“Your blood pressure’s a little high,” she said. “Do you have any stress in your life?”
“Yes,” I said. “Work has me a bit stressed out at the moment.”
“You need to relax and take it easy,” she said as she exited the room. “The doctor will see you in a few minutes.”
Although work was contributing to my stress, my main source of anxiety at that moment was the thought of getting my prostate exam. I tried not to think about the places the doctor’s finger would probe because I knew how important the exam was to my health.
Men of African-American descent are at a significantly higher risk of developing prostate cancer than white men. Among black men, 19 percent—nearly one in five—will be diagnosed with prostate cancer, and five percent of those will die from this disease. In fact, prostate cancer is the fourth most common reason overall for death in African-American men.
Read Related: The 5 Health Tests You Must Have This Year (For Real!)

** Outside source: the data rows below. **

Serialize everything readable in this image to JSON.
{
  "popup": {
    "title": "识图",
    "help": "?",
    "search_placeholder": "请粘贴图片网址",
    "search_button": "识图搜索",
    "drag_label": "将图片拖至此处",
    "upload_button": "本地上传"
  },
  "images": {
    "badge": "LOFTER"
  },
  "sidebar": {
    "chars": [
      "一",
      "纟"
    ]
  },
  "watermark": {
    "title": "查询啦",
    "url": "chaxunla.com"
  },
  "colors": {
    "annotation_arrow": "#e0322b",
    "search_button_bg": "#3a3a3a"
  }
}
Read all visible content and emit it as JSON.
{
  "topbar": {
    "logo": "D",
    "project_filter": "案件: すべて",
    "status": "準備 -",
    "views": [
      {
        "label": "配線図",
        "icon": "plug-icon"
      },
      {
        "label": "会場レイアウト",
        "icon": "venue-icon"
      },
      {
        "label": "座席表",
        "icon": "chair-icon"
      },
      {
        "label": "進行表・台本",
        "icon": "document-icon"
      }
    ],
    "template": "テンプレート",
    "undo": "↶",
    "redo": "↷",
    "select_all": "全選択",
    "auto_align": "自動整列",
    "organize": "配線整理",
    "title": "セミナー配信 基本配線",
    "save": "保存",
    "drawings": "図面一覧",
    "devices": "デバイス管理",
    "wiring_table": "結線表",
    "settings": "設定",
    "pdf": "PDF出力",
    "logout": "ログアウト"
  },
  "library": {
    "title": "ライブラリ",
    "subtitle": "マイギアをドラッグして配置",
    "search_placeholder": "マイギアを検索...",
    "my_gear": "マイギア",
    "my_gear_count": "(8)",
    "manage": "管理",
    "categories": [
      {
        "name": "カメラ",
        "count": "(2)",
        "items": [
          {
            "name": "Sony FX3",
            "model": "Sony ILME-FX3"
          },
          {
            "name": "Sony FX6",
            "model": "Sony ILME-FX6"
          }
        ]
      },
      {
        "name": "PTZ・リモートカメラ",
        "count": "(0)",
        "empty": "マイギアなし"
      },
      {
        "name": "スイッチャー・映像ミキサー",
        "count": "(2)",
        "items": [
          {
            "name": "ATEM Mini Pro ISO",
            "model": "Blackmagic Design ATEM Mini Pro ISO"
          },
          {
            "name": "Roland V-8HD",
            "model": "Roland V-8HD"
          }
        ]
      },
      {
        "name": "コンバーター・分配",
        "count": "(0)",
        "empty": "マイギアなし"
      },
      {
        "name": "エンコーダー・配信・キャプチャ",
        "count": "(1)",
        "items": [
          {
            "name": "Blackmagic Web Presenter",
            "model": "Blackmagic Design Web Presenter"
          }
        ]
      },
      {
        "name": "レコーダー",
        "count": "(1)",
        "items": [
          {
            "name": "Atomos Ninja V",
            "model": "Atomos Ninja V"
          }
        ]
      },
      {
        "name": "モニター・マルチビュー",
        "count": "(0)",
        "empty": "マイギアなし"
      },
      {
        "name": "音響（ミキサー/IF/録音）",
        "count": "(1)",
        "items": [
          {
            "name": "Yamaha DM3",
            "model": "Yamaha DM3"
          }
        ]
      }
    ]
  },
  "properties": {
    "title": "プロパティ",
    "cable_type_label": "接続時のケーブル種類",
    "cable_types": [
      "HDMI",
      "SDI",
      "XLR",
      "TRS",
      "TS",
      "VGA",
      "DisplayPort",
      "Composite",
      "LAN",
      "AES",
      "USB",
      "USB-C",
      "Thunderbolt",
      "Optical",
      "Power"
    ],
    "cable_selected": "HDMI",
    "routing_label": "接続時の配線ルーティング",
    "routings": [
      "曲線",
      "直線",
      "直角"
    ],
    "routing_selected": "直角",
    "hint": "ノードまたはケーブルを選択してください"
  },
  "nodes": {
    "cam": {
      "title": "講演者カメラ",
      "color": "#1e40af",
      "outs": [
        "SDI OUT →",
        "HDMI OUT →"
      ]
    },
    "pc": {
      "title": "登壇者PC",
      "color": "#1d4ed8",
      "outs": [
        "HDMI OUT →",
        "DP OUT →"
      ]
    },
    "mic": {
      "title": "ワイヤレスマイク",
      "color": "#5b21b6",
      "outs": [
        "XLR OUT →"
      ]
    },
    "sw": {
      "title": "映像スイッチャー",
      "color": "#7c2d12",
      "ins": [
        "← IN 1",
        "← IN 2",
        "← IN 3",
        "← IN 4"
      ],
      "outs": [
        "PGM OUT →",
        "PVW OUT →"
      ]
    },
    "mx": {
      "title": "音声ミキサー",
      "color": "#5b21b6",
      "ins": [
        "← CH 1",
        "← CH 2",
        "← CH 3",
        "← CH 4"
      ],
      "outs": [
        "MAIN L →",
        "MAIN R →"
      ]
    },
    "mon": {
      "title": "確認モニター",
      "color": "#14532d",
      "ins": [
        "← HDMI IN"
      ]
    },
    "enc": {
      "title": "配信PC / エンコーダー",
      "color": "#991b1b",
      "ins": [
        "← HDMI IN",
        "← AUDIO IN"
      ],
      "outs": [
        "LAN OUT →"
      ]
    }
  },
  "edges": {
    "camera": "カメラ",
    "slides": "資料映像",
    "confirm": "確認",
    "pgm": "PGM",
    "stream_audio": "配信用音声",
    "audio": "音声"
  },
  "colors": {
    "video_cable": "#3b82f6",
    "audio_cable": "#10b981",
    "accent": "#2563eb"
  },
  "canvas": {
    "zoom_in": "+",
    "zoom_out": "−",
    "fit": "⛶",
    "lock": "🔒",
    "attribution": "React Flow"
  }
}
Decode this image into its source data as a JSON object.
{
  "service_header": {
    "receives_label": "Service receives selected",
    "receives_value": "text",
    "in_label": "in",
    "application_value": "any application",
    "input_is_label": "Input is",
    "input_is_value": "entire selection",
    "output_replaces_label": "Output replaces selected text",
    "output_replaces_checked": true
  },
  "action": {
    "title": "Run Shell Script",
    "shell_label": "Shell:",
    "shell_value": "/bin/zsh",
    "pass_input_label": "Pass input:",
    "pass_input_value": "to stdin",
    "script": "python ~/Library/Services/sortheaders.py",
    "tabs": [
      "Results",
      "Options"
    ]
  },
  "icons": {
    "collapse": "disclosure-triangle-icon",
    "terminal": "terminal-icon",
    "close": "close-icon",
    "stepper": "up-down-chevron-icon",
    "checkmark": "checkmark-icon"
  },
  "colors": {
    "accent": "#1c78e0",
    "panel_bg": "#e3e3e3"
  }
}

Although it is recommended that men start their prostate screenings when they turn 50, I started earlier because several men in my family have been affected by the disease. African-American men with an immediate family member who had prostate cancer have a one in three chance of developing the disease. Their risk rises to 83 percent with two immediate family members having the disease, and skyrockets to 97 percent if they have three immediate family members who developed prostate cancer. Read the full article on Mocha Dad.